> Exercise details: Each line from the one containing "Extract the structured" through the last line of the records below is to be set down exactly; the rest stays out.

+===+

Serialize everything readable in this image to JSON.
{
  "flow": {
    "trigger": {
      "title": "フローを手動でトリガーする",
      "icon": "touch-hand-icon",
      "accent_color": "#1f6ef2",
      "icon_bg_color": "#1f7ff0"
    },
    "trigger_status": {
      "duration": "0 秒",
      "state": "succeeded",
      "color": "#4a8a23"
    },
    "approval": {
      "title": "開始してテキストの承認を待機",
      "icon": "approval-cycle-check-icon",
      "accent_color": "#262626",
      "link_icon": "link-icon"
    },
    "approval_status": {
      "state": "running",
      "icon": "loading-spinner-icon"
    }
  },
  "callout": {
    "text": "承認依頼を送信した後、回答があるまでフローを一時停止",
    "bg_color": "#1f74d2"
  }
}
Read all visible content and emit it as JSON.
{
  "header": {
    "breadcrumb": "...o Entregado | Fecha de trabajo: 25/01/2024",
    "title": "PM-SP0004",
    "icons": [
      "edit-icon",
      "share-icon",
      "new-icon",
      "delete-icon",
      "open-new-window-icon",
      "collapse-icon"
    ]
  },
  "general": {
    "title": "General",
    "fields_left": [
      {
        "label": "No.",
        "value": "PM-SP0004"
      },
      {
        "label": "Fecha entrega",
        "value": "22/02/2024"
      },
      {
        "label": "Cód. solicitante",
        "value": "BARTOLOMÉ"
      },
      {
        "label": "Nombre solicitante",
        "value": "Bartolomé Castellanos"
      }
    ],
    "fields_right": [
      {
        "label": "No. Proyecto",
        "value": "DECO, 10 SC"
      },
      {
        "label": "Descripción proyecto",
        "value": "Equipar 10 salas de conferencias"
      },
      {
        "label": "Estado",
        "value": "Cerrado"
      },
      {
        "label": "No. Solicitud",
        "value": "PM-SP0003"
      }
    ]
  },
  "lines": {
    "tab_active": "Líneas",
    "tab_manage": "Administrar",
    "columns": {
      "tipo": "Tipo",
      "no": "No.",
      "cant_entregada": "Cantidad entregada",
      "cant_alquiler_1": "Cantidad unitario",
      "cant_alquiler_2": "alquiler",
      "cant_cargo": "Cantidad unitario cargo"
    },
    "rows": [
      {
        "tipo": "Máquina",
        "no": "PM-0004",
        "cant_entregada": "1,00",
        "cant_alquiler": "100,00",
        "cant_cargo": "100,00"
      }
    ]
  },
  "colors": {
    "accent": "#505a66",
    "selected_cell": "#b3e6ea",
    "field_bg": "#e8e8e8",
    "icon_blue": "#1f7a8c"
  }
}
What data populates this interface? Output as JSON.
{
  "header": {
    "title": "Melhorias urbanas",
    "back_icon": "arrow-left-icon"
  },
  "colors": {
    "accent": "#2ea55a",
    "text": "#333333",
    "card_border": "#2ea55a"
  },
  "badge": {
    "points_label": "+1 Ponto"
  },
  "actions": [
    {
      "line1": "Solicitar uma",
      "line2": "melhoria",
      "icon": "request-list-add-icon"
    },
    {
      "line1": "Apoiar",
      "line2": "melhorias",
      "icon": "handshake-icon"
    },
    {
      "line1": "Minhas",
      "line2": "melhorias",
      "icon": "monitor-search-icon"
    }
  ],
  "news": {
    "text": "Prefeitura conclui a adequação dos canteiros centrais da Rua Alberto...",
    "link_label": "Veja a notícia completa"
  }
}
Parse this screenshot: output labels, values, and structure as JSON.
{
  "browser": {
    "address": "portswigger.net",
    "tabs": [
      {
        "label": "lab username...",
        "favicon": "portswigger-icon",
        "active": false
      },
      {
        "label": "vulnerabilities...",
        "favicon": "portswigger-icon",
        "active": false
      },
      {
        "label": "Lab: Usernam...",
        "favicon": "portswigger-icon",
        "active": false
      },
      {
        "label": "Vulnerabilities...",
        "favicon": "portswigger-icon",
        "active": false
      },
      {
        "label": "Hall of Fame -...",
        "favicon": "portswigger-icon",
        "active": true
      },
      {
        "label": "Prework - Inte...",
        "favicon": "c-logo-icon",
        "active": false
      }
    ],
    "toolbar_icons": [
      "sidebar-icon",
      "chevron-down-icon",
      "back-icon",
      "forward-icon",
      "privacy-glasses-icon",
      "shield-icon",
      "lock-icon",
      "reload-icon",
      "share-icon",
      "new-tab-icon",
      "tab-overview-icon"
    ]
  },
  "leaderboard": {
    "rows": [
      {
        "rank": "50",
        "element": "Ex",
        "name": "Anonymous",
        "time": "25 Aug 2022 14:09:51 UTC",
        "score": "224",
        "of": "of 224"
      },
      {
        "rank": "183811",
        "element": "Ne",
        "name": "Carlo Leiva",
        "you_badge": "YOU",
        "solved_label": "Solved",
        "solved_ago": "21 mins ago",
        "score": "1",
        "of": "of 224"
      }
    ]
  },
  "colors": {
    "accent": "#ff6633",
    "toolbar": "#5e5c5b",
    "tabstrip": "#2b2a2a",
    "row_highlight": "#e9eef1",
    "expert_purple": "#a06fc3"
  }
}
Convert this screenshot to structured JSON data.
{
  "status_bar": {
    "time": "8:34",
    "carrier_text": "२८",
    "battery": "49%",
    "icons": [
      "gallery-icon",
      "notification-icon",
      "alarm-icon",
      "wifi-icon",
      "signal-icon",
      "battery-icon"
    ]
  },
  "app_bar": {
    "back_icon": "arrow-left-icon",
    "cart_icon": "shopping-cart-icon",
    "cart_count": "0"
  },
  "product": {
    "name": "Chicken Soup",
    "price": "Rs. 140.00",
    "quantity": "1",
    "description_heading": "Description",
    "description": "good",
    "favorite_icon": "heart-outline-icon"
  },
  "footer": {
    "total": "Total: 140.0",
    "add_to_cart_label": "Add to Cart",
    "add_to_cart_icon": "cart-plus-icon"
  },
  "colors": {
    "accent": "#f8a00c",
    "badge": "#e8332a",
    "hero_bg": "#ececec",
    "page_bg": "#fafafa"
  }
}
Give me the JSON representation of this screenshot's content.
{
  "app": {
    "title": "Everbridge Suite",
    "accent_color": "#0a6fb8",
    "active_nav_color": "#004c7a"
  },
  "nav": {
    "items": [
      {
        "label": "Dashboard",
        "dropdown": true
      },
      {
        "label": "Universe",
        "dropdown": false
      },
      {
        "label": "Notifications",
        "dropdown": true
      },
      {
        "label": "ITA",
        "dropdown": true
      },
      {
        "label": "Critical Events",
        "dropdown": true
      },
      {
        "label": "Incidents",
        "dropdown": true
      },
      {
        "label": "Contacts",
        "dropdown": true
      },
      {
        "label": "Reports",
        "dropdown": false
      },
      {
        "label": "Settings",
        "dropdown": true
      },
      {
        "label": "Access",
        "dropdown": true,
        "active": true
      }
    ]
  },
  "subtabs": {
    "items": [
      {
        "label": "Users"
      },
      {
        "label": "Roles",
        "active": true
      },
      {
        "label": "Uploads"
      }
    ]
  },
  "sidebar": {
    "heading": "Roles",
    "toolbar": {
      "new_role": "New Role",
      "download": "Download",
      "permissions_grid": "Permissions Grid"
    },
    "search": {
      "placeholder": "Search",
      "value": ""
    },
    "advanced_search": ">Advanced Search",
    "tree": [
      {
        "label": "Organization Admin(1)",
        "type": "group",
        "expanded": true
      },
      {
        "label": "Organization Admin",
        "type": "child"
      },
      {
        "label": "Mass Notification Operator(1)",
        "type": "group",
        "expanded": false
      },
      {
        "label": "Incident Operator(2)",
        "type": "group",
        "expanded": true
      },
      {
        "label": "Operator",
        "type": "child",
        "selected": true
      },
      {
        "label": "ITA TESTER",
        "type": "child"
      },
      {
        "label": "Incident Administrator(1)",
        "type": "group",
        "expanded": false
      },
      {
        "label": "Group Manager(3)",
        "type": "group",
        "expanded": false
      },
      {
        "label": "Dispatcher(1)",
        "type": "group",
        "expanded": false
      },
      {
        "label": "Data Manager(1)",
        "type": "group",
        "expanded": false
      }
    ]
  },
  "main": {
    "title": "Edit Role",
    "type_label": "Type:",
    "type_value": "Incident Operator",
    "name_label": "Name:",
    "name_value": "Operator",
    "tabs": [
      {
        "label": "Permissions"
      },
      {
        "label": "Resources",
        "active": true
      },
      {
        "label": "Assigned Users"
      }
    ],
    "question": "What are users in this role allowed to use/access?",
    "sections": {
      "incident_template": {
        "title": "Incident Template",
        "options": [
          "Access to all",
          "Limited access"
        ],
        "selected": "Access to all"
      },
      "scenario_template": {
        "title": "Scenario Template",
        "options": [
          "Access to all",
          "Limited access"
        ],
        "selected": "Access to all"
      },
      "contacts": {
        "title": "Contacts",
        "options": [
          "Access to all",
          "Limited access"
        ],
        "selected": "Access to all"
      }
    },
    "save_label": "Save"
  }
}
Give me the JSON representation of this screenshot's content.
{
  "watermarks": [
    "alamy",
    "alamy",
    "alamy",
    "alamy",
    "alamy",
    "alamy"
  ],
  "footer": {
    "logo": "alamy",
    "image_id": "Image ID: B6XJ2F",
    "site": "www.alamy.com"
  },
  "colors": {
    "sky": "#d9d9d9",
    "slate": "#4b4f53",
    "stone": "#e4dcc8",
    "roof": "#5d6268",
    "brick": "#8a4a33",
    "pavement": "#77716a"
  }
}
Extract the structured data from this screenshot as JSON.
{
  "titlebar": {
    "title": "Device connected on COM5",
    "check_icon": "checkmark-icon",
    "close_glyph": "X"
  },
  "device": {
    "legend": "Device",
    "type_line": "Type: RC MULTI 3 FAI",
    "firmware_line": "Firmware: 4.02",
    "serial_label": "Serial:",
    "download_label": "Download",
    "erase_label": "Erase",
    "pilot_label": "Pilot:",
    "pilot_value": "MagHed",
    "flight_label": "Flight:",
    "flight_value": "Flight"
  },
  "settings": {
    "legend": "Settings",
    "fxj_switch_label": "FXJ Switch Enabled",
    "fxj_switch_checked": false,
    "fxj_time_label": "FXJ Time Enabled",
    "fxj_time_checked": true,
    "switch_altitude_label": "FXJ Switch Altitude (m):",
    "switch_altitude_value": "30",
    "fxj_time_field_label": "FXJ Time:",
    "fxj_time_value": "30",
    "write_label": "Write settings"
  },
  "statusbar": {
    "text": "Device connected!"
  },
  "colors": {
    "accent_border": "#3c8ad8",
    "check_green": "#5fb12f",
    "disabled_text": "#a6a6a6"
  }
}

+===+

> Exercise result:
Extract the structured data from this screenshot as JSON.
{
  "titlebar": {
    "title": "Device connected on COM5",
    "check_icon": "checkmark-icon",
    "close_glyph": "X"
  },
  "device": {
    "legend": "Device",
    "type_line": "Type: RC MULTI 3 FAI",
    "firmware_line": "Firmware: 4.02",
    "serial_label": "Serial:",
    "download_label": "Download",
    "erase_label": "Erase",
    "pilot_label": "Pilot:",
    "pilot_value": "MagHed",
    "flight_label": "Flight:",
    "flight_value": "Flight"
  },
  "settings": {
    "legend": "Settings",
    "fxj_switch_label": "FXJ Switch Enabled",
    "fxj_switch_checked": false,
    "fxj_time_label": "FXJ Time Enabled",
    "fxj_time_checked": true,
    "switch_altitude_label": "FXJ Switch Altitude (m):",
    "switch_altitude_value": "30",
    "fxj_time_field_label": "FXJ Time:",
    "fxj_time_value": "30",
    "write_label": "Write settings"
  },
  "statusbar": {
    "text": "Device connected!"
  },
  "colors": {
    "accent_border": "#3c8ad8",
    "check_green": "#5fb12f",
    "disabled_text": "#a6a6a6"
  }
}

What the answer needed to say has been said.